Start of Block

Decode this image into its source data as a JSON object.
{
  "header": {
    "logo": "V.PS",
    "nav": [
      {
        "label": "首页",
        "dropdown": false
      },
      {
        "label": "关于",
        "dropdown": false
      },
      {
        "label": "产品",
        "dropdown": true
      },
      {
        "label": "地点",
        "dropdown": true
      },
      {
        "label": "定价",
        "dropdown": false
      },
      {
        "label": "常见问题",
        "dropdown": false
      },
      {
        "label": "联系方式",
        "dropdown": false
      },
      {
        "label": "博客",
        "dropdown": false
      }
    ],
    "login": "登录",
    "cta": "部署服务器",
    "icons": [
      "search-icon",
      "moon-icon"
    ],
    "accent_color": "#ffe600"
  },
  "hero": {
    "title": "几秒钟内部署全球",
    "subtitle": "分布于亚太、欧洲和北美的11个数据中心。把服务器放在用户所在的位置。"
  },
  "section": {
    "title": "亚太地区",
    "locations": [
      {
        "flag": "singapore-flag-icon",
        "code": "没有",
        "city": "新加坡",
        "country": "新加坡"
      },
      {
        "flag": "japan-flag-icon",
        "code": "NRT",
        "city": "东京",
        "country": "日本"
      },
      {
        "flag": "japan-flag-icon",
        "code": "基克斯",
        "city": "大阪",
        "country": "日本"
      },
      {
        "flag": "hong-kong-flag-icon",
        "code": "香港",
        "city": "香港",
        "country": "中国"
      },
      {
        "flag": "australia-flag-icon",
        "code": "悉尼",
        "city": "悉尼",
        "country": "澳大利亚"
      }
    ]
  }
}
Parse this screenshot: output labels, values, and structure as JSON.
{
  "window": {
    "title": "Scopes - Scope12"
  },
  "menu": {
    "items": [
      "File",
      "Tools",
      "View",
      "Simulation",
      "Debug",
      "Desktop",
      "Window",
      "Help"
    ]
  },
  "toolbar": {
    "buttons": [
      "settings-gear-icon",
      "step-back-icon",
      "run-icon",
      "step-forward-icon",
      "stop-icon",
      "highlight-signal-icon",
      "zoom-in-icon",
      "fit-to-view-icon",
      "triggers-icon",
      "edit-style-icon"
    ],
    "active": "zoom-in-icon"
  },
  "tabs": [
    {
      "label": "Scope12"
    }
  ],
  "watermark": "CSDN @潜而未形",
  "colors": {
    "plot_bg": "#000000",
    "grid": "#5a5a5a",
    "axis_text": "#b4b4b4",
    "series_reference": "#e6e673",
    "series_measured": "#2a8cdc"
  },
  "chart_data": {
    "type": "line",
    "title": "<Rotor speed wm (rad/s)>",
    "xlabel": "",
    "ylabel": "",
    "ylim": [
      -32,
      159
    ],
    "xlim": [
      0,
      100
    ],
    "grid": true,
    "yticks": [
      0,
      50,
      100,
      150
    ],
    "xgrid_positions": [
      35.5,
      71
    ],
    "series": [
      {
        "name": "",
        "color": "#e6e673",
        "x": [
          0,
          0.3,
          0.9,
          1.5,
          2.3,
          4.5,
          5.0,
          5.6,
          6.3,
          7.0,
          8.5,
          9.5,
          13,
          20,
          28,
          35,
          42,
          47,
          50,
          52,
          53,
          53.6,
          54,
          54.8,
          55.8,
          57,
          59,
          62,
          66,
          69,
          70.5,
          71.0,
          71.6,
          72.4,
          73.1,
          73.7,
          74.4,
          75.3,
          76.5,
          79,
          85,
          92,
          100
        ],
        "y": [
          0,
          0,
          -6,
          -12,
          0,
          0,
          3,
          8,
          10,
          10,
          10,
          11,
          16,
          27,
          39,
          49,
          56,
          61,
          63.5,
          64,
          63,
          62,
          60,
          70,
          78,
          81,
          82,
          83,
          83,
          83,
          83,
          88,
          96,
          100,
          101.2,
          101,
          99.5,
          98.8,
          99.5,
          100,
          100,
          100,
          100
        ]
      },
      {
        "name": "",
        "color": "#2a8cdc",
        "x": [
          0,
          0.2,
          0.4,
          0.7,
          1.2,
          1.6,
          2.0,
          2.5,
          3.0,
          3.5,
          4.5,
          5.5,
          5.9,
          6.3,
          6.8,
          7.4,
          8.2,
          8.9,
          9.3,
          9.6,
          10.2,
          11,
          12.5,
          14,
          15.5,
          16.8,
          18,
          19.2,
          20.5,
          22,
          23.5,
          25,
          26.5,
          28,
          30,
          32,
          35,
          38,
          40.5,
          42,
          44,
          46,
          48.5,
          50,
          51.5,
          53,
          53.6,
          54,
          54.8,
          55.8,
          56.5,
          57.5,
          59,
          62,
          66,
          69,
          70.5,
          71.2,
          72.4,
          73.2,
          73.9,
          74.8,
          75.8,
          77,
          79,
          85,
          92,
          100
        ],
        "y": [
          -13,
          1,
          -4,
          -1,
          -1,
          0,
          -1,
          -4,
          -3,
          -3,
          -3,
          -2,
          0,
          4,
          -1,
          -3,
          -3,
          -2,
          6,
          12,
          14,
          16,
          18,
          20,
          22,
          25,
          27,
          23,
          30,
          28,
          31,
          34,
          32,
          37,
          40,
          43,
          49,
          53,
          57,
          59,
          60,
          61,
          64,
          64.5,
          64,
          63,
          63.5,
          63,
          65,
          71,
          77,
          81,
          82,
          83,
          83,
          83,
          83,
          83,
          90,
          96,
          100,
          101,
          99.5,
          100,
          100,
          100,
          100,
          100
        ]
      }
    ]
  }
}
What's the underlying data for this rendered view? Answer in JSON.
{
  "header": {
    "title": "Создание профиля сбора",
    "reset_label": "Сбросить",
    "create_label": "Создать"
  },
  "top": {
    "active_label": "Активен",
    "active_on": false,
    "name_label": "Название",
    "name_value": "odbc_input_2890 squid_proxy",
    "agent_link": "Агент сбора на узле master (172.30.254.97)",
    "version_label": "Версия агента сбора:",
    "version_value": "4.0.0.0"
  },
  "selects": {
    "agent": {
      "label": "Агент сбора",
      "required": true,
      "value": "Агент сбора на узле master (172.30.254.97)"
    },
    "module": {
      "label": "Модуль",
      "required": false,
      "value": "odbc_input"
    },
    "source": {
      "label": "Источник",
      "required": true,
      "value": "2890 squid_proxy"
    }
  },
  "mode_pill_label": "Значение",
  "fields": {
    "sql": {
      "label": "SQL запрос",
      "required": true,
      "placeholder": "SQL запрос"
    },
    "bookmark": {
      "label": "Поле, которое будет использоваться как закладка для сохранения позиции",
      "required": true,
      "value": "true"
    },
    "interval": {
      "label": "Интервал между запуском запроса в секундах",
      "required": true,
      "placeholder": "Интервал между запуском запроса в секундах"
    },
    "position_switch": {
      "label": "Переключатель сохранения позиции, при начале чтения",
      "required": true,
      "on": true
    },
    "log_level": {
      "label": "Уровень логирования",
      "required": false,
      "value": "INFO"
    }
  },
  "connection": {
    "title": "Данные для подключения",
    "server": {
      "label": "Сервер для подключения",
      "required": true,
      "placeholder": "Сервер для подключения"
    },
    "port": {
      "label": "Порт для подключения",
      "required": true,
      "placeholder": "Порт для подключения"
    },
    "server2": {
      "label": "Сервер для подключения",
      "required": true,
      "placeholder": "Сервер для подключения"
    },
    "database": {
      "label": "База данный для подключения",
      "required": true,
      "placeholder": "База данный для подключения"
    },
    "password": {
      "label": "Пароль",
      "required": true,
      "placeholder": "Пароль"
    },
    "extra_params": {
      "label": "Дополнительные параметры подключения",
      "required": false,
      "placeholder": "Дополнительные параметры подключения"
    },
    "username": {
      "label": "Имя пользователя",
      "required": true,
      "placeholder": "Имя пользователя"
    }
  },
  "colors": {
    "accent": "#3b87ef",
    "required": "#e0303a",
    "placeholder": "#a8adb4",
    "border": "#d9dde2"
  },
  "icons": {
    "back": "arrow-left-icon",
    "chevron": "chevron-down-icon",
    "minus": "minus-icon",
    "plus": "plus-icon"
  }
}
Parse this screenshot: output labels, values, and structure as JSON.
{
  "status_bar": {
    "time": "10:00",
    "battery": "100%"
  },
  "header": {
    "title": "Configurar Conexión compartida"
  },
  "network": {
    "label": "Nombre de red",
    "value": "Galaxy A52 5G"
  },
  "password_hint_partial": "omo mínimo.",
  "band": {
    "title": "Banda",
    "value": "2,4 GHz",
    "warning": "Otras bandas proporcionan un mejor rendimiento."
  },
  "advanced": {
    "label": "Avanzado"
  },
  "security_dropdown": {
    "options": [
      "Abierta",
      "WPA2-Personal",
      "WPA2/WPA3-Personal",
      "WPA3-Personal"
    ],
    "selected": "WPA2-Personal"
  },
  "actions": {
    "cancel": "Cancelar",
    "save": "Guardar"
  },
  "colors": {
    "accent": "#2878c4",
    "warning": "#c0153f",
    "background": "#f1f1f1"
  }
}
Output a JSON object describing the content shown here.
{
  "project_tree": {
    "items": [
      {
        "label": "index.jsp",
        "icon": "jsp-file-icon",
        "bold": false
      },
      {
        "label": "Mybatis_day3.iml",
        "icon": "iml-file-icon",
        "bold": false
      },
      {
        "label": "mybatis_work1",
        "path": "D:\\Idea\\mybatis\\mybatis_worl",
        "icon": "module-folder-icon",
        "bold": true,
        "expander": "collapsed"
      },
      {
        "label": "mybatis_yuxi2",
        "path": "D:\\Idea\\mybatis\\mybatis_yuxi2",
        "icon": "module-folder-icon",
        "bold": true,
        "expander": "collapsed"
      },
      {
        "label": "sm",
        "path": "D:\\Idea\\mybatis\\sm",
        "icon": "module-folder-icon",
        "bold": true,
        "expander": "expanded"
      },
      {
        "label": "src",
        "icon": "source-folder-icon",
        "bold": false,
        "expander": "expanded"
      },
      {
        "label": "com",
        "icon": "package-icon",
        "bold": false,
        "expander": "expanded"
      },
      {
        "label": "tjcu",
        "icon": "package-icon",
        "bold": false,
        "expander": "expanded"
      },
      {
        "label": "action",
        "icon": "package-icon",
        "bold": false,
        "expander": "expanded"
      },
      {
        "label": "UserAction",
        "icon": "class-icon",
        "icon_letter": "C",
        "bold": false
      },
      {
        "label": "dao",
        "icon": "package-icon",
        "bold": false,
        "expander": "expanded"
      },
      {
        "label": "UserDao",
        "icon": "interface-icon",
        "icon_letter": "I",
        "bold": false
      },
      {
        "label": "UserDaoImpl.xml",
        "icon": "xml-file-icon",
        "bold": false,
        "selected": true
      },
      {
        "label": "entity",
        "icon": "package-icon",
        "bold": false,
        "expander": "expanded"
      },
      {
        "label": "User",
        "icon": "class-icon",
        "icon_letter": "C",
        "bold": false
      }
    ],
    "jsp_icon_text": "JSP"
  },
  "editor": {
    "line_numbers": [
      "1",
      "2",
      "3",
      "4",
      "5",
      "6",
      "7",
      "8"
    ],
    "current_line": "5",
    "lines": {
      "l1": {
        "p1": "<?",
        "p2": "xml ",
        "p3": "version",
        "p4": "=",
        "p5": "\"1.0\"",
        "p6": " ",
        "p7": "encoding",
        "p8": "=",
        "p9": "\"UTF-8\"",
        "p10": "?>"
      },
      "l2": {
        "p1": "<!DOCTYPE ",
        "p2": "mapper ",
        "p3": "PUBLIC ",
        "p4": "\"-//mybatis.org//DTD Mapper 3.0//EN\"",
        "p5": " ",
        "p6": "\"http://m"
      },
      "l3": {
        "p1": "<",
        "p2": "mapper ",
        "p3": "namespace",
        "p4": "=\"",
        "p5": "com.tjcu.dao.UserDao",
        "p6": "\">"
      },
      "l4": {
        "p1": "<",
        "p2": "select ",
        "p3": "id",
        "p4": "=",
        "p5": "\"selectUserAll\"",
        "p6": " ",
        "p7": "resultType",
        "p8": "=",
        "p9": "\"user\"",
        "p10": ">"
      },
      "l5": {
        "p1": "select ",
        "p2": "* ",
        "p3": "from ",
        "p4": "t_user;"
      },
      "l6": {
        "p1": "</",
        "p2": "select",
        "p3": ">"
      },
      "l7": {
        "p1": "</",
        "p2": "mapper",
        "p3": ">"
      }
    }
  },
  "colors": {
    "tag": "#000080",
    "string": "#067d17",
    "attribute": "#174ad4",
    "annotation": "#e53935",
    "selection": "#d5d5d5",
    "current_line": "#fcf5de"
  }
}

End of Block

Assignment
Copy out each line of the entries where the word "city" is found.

Answer for this exercise
        "city": "新加坡",
        "city": "东京",
        "city": "大阪",
        "city": "香港",
        "city": "悉尼",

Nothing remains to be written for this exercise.